Britt Lundgren Does Absorbing Work
Jun 25, 2013
For three generations, Britt Lundgren’s family has been in the camera business in her hometown of Rockford, Illinois. By using digital photography from Sloan Digital Sky Survey and Hubble Space Telescope cameras in her astronomy work, she feels that she is carrying on the family tradition.
Britt is a National Science Foundation (NSF) Astronomy & Astrophysics Postdoctoral Fellow and an expert on quasar absorption lines. Prior to coming to the UW last fall, she was a postdoc at Yale University. She graduated in physics from the University of Chicago and earned her PhD in astronomy from the University of Illinois at Urbana-Champaign.
In her research, Britt uses quasar absorption lines to study how galaxies evolve in terms of their gas content. Since 2000, she has used large samples of quasars from the Sloan Digital Sky Survey (SDSS). She creates automated algorithms to mine the 200,000 quasar spectra now available. “It would be hard to record all of the absorption lines manually within a lifetime,” she says. Supercomputers facilitate the extraction of catalogs, which are used to make 3D maps of metal-enriched gas and to understand how the gas evolves.
Britt relates the gaseous signatures extracted from the SDSS to galaxies that might be expected to produce them. “It’s tricky to see the galaxies that are home to these absorbers at high redshifts. They’re faint and difficult to detect,” says Britt. “Using deep galaxy surveys that overlap with the quasars, we can sometimes see galaxies that produce metal absorption lines, study their properties, and see how they’re correlated.”

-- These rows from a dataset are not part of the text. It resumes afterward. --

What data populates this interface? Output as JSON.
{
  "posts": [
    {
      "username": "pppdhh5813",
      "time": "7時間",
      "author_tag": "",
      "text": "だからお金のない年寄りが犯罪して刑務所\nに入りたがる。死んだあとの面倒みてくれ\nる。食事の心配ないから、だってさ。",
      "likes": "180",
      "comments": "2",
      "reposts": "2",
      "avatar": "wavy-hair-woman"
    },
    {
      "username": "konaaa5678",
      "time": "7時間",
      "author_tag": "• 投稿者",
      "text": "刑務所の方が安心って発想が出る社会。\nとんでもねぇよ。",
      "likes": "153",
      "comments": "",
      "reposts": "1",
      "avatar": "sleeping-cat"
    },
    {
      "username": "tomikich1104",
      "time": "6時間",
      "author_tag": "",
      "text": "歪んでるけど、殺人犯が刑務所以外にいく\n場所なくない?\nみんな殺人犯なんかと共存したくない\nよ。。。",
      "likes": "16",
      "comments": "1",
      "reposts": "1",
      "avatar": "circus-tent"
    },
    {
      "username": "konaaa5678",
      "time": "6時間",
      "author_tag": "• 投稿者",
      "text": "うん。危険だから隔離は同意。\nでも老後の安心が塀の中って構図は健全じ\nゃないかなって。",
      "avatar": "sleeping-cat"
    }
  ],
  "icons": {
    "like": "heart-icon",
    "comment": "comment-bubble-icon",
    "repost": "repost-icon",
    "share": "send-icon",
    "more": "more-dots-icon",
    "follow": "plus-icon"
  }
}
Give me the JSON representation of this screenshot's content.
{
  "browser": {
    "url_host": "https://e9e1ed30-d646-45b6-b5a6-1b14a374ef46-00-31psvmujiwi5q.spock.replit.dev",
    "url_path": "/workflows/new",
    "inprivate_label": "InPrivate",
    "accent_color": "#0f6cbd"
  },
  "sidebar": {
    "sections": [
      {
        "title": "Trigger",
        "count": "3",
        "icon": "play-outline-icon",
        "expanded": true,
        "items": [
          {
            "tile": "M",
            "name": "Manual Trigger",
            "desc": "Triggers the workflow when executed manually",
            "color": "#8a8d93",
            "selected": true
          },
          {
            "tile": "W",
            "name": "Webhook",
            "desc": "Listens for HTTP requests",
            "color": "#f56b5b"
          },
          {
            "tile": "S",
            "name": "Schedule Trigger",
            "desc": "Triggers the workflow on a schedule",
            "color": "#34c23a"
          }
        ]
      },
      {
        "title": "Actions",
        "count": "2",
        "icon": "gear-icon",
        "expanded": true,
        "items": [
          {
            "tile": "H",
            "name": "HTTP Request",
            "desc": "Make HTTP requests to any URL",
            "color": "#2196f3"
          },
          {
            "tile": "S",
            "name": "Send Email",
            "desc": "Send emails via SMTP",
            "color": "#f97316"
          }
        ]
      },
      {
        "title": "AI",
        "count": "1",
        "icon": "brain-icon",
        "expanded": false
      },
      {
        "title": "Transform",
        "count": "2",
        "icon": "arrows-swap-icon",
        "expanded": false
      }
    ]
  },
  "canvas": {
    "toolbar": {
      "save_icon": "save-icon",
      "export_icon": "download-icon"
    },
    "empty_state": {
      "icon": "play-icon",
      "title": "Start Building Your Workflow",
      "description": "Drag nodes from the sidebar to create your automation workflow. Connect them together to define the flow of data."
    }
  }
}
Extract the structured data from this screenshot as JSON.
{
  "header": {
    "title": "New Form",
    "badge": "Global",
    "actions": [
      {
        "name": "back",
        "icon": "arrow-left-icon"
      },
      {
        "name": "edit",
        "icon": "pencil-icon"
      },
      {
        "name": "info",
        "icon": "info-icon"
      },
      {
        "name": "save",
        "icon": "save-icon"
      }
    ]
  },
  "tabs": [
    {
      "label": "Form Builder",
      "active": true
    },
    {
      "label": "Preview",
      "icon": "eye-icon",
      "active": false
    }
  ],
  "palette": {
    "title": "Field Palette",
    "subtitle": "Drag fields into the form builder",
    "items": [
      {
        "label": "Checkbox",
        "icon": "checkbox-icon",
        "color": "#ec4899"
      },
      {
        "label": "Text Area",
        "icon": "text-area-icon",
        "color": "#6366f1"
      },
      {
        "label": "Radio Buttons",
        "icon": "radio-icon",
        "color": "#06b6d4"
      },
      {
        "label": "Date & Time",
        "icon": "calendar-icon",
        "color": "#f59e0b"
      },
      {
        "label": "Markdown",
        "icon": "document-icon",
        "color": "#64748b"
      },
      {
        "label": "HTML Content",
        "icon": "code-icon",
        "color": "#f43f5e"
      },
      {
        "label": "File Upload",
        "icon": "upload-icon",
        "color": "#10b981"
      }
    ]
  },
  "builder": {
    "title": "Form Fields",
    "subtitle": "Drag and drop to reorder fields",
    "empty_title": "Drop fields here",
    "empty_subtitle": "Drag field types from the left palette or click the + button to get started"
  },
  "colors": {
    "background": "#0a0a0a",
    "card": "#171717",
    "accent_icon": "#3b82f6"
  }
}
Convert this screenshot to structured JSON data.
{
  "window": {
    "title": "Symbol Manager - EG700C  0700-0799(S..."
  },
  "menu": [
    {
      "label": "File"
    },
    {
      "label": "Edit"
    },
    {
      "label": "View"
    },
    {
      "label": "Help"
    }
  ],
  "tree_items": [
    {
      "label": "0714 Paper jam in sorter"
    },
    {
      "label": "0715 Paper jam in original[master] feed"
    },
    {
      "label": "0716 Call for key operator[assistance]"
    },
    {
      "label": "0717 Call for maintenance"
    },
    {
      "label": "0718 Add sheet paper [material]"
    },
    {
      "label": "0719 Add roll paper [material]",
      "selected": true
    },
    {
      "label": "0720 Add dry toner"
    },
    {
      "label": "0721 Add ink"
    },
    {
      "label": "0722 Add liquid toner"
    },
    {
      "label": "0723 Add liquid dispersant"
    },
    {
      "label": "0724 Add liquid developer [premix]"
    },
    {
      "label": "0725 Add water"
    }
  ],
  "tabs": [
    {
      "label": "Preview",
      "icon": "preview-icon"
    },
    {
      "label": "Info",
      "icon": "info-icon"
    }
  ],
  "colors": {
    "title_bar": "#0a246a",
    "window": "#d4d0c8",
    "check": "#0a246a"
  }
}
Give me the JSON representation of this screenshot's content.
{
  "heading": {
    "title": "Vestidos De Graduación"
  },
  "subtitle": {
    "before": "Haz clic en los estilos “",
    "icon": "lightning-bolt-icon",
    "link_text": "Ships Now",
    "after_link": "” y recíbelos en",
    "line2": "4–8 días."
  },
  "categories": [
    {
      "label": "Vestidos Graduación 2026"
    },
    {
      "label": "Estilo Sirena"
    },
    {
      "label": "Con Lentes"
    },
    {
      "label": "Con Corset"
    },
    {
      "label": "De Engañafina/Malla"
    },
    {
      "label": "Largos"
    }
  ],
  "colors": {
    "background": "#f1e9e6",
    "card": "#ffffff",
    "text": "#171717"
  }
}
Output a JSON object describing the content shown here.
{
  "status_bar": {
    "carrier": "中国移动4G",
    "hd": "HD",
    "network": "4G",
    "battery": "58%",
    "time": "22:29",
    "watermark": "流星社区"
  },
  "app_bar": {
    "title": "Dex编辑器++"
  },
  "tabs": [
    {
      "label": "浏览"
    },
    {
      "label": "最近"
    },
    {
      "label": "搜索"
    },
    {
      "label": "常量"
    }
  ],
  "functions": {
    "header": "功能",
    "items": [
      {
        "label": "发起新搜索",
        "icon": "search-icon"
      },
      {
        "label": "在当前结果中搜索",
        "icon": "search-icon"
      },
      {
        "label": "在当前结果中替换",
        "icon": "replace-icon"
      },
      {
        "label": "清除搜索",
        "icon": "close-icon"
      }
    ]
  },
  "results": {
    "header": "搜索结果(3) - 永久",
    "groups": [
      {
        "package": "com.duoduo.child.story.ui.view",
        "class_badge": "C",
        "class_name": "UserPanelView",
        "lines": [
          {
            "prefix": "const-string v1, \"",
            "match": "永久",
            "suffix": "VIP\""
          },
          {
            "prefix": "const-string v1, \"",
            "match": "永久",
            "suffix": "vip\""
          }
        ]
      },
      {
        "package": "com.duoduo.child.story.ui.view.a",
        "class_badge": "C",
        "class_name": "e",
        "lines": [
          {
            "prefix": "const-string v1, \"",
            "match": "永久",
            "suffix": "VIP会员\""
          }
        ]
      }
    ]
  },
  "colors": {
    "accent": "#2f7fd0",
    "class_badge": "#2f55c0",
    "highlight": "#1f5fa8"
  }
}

Britt draws on the expertise of Professors Christy Tremonti, Jay Gallagher, and Dawn Erb (a frequent visitor from UW-Milwaukee). “There’s growing evidence that many of the absorbers are produced by gas ejected by strong winds from star-forming galaxies. If we can link the absorbers to galaxies with enough concentrated star formation activity to launch large-scale winds, then we can also use the location of the absorbers to constrain the distance to which the winds extend and their effect on the galaxy’s environment,” she explains.
She is also helping Professors Ellen Zweibel and Eric Wilcots and graduate student Anna Williams find targets for their research, which uses absorption lines to help measure the magnetic fields in galaxies.
“I always liked the challenge of science,” says Britt. “Astronomy was the only thing I wanted to study. I dreamed of being an astronaut at a very young age but was too farsighted!” As a teenager, she would drive up to Kettle Moraine State Forest in Wisconsin and set up her telescope. “Wisconsin was darker than Rockford and a fun place to go,” she says.
As part of the NSF Fellowship, the only federally-funded post-doctoral fellowship that requires education and public outreach in addition to research, Britt is working with an educator from Yerkes Observatory to develop educational materials for SDSS—fun activities for middle school students and up and a new website for teachers and students. She is also helping UW Space Place with its new Speakeasy Science programs and mentoring an Eagle School student on an astronomy project using data from the Hubble Space Telescope.
“The department values education and outreach,” says Britt. “With three NSF Fellows—Ben Brown, Brian Morsony and myself—UW, along with MIT, has more than any other school. That says something about the culture of the department.”
When not busy doing her research and outreach work, Britt runs (she ran track and cross country in college), does some rock climbing, and snowshoes on Lake Mendota.
Her publications include “Large-Scale Star Formation-Driven Outflows at 1<z<2 in the 3D-HST Survey” about targeting the galaxy hosts of absorption lines using Hubble, submitted to the Astrophysical Journal. She would like to teach and continue her research after her postdoc.